Stafford RS, Radley DC: National trends in antiobesity medication use. Arch Intern Med. 2003, 163: 1046-1050. 10.1001/archinte.163.9.1046.
Yanovski SZ, Yanovski JA: Obesity. N Engl J Med. 2002, 346: 591-602. 10.1056/NEJMra012586.
National Task Force on the Prevention and Treatment of Obesity: Long-term pharmacotherapy in the management of obesity. JAMA. 1996, 276: 1907-1915. 10.1001/jama.276.23.1907.
The author(s) declare that they have no competing interests.
The questions that were asked of all authors:
Have you received reimbursements, fees, funding, or salary from an organization that may in any way gain or lose financially from the publication of this paper in the past five years?

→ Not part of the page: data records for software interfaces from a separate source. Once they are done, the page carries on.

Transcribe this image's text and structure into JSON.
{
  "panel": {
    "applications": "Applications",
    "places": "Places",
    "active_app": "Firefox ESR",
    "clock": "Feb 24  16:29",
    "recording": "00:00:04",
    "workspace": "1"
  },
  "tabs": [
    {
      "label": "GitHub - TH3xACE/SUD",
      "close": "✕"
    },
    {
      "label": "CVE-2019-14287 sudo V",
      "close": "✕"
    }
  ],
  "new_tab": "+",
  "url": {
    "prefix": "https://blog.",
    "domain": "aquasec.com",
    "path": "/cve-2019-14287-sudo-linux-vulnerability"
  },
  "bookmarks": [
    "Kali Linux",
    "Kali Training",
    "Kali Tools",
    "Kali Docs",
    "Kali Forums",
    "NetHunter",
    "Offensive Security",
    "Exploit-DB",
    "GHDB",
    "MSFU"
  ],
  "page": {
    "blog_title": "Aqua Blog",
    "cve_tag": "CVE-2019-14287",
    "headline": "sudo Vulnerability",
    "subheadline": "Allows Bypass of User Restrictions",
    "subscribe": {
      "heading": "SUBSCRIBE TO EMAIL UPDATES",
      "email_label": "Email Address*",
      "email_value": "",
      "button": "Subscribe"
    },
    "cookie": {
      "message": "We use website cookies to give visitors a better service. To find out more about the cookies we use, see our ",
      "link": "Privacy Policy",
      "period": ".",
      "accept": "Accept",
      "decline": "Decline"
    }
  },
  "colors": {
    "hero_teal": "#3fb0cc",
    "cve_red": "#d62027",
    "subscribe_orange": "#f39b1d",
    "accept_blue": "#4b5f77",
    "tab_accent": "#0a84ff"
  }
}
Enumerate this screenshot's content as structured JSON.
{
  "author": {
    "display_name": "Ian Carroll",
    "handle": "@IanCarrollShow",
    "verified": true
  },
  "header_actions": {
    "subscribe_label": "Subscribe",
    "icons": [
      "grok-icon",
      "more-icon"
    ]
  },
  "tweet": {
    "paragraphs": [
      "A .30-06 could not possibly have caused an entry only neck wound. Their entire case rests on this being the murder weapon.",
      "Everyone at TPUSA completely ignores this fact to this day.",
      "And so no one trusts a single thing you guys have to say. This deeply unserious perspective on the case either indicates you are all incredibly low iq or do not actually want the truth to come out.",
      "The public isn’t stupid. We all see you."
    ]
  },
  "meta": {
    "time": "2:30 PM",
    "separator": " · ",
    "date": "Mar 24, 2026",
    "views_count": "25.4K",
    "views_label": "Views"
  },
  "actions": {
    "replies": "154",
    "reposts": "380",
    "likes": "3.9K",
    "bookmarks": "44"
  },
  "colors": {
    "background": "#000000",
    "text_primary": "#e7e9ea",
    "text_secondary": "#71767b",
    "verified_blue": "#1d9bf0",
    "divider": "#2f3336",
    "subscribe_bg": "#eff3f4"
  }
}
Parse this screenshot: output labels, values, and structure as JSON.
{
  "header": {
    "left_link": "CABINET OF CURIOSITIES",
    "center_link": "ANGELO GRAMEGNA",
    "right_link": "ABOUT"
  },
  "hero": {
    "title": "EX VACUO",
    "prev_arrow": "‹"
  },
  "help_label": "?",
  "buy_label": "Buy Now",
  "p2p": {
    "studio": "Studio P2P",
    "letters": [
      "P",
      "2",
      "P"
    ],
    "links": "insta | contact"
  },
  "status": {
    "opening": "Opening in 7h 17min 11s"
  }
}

No.
Have you held any stocks or shares in an organization that may in any way gain or lose financially from the publication of this paper? No.
Do you have any other financial competing interests? No.
Are there any non-financial competing interests you would like to declare in relation to this paper? No.
HB performed the statistical analysis and drafted the manuscript.
LKK conceived the study questions, provided statistical input, and edited the manuscript.
MKS conceived the study questions, provided statistical input, and edited the manuscript.
All authors read and approved the final manuscript.
About this article
Cite this article
Blanck, H.M., Khan, L.K. & Serdula, M.K. Diet and physical activity behavior among users of prescription weight loss medications. Int J Behav Nutr Phys Act 1, 17 (2004). https://doi.org/10.1186/1479-5868-1-17
- Physical Activity
- Physical Activity Behavior
- Behavioral Risk Factor Surveillance System